Problems and Fixes
Hardwood floors are an excellent solution, bringing warmth and beauty to any home. Because hardwood floors are so versatile and durable, they are a popular choice. In addition, people who struggle with allergies or asthma often struggle because of pollutants found in carpeting. By using hardwood flooring, symptoms can be eliminated. However, as with anything, even top quality hardwood can experience problems. In this first part, we wanted to address three common problems known as cupping, crowning, and buckling.
With cupping, the problem generally develops over time. The cause for cupping is associated with too much moisture in the wood. What happens is that the wood flooring being manufactured flat and installed flat. However, if moisture is more on the bottom piece of wood than it is on the top piece, you end up with moisture. Additionally, if wood is not delivered and allowed to rest on-site in a controlled environment, cupping could also occur.
The best way to correct this problem is to first, remove the moisture, which can be done with a humidifier and fan, or the use of a furnace blower and heat. Typically, once the floor dries out, cupping will correct itself. Therefore, you usually just need to let time pass in which the floor planks will return to their original flat position.
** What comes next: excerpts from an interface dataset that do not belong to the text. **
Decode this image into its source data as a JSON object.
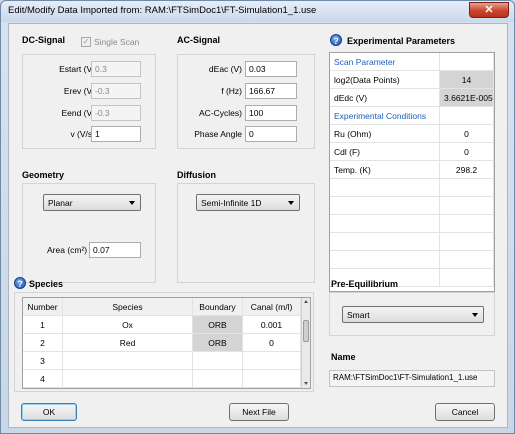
{
  "window": {
    "title": "Edit/Modify Data Imported from:  RAM:\\FTSimDoc1\\FT-Simulation1_1.use",
    "close_label": "✕"
  },
  "dc_signal": {
    "title": "DC-Signal",
    "single_scan_label": "Single Scan",
    "single_scan_checked": true,
    "fields": [
      {
        "label": "Estart (V)",
        "value": "0.3",
        "disabled": true
      },
      {
        "label": "Erev (V)",
        "value": "-0.3",
        "disabled": true
      },
      {
        "label": "Eend (V)",
        "value": "-0.3",
        "disabled": true
      },
      {
        "label": "v (V/s)",
        "value": "1",
        "disabled": false
      }
    ]
  },
  "ac_signal": {
    "title": "AC-Signal",
    "fields": [
      {
        "label": "dEac (V)",
        "value": "0.03"
      },
      {
        "label": "f (Hz)",
        "value": "166.67"
      },
      {
        "label": "AC-Cycles)",
        "value": "100"
      },
      {
        "label": "Phase Angle",
        "value": "0"
      }
    ]
  },
  "experimental": {
    "title": "Experimental Parameters",
    "rows": [
      {
        "name": "Scan Parameter",
        "value": "",
        "section": true
      },
      {
        "name": "log2(Data Points)",
        "value": "14",
        "grey": true
      },
      {
        "name": "dEdc (V)",
        "value": "3.6621E-005",
        "grey": true
      },
      {
        "name": "Experimental Conditions",
        "value": "",
        "section": true
      },
      {
        "name": "Ru (Ohm)",
        "value": "0"
      },
      {
        "name": "Cdl (F)",
        "value": "0"
      },
      {
        "name": "Temp. (K)",
        "value": "298.2"
      }
    ]
  },
  "geometry": {
    "title": "Geometry",
    "selected": "Planar",
    "area_label": "Area (cm²)",
    "area_value": "0.07"
  },
  "diffusion": {
    "title": "Diffusion",
    "selected": "Semi-Infinite 1D"
  },
  "species": {
    "title": "Species",
    "headers": [
      "Number",
      "Species",
      "Boundary",
      "Canal (m/l)"
    ],
    "rows": [
      [
        "1",
        "Ox",
        "ORB",
        "0.001"
      ],
      [
        "2",
        "Red",
        "ORB",
        "0"
      ],
      [
        "3",
        "",
        "",
        ""
      ],
      [
        "4",
        "",
        "",
        ""
      ]
    ]
  },
  "pre_equilibrium": {
    "title": "Pre-Equilibrium",
    "selected": "Smart"
  },
  "name_section": {
    "title": "Name",
    "value": "RAM:\\FTSimDoc1\\FT-Simulation1_1.use"
  },
  "buttons": {
    "ok": "OK",
    "next_file": "Next File",
    "cancel": "Cancel"
  },
  "icons": {
    "help": "?"
  },
  "colors": {
    "accent": "#1f5fbf",
    "help_icon": "#1d56b9",
    "grey_cell": "#d4d4d4"
  }
}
Then, another problem is known as crowning in which case the center of a flooring piece is high while the edges are lower. The cause for this could also be too much moisture content but it could also be the result of the floor cupping. Other possible causes include sanding the wood pieces flat while the outer edges are removed or the wood being sanded during the wrong time of the process.
To correct crowning, you need to make sure the floor has been stabilized. For this, go through the process of removing moisture and then nail or staple any loose planks back in place. Next, you want to lightly, sand the surface finish, which will flatten out any ridges. Keep in mind that you will probably not get the floor perfect but the goal is to sand it as flat as you can where needed without sanding down to bare wood. From there, the floor would be cleaned off and refinished.
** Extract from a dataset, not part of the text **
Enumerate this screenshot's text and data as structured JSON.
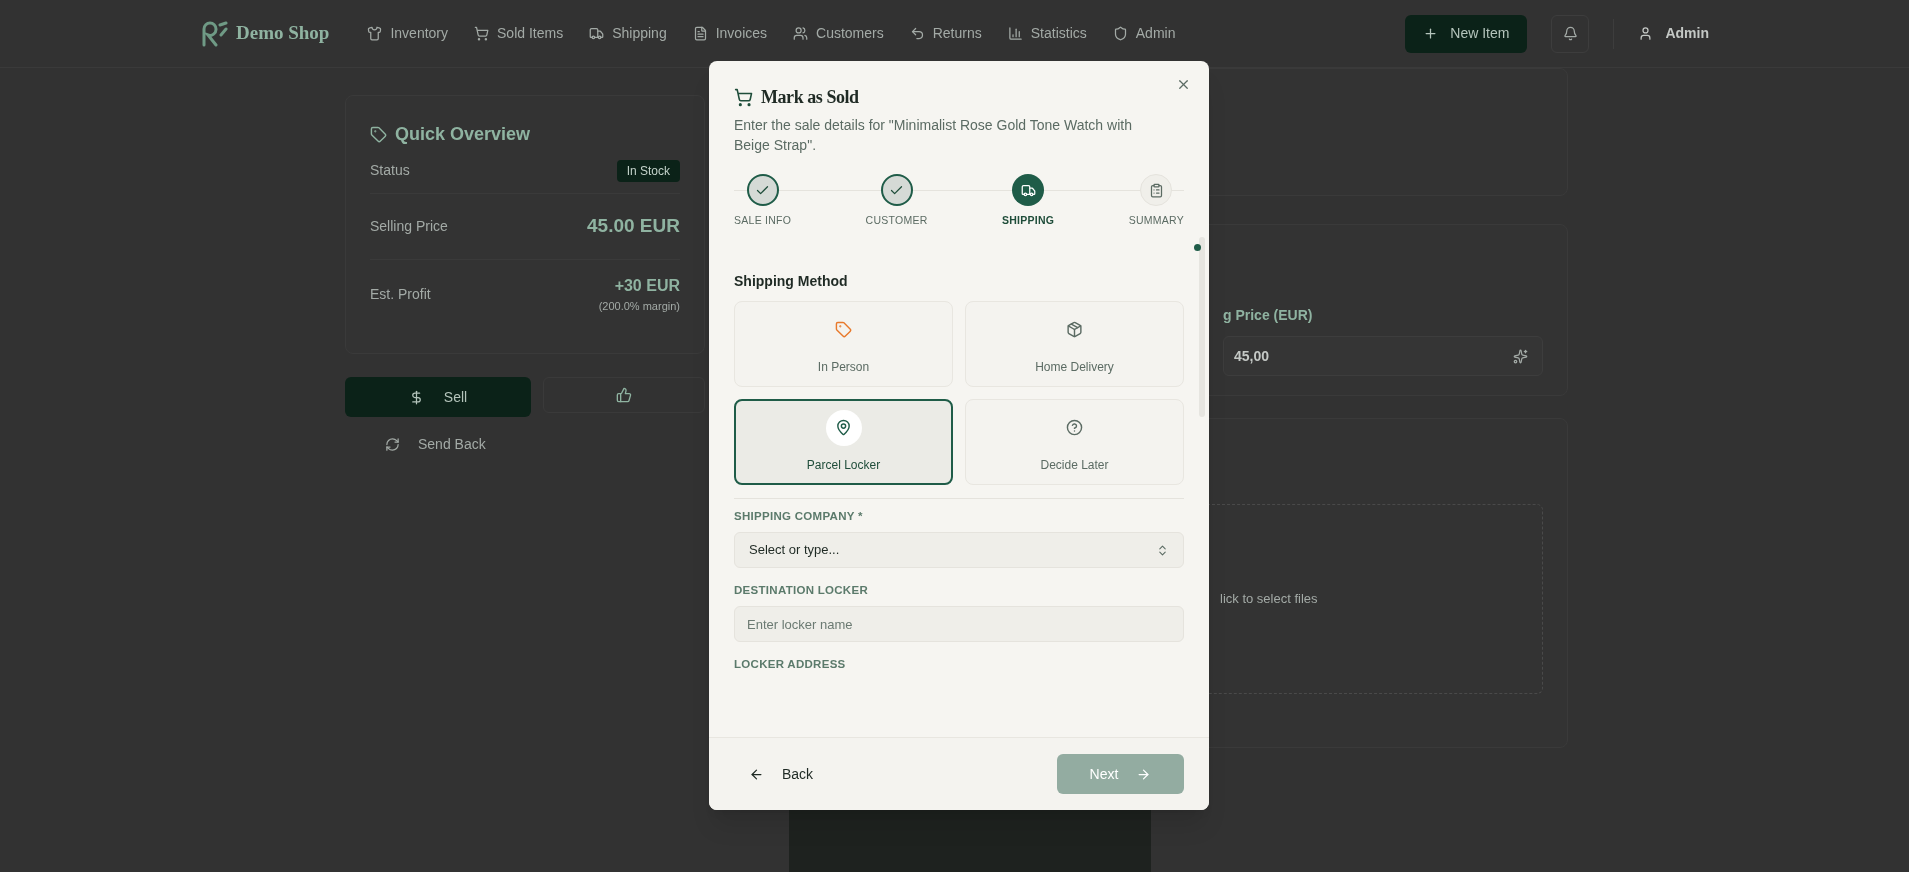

Finally, buckling, which is also referred to as ballooning or tented floors is when pieces have lost contact with the subfloor. In most cases, moisture is the culprit. Again, use the same processes for removing excess moisture as the first step of the cure. However, you may also find buckling occurs because the wrong nails were used or the floor was not nailed in place properly. For this, you can generally fit the small areas of damage but if the problem is severe, you may need to replace entire planks.
As discussed in the first part of this article, we went over three common problems associated with hardwood floors to include cupping, crowning, and buckling. In this second part, we wanted to talk about other problems that can occur with hardwood flooring such as cracking, noise, and pet stains.
First, when hardwood floors become too dry, they can begin to crack. Many times, this problem is simply associated with age. However, if you live in a dry region, then the lack of moisture in the air could cause premature cracking problems. In fact, if the floor has been flooded or exposed to significant moisture, what often happens is that the wood's edges become crushed, which then dries out and creates large cracks.
The best way to correct cracks in your hardwood floor is to start by making sure the environment has the appropriate level of moisture. If necessary, you may need to add a humidifier to the room. If the cracks are serious, then it may be that a professional can fill them in for you, which involves sanding, filling, and then refinishing. Otherwise, portions or planks may need to be replaced.
Another common complaint heard by people who have hardwood floors is squeaky noise. In this case, nails have come loose or the floor was not nailed down properly from the beginning. The connection between the floor and subfloor is lost, causing the floor to move, thus the noise. The easiest fix for this type of problem is to add nails from the underside of the joists into the floor. If you cannot reach the joists, then try injecting powerful adhesive or perhaps using some type of lubricant.
Then, pet stains can be disheartening. Of course, the first step is to work with the dog or cat, teaching him potty training rules. If you spot pet stains, you do have some options. For instance, if the stain is minor, use fine sandpaper to remove the surface finish. If the stain disappears, simple add a new protective coat. Now, if the stain is more serious, you might consider having some type of medallion or border design added to the floor to help hide it. If all else fails or the stain is too bad, then having the damaged area removed and replaced is about your only option.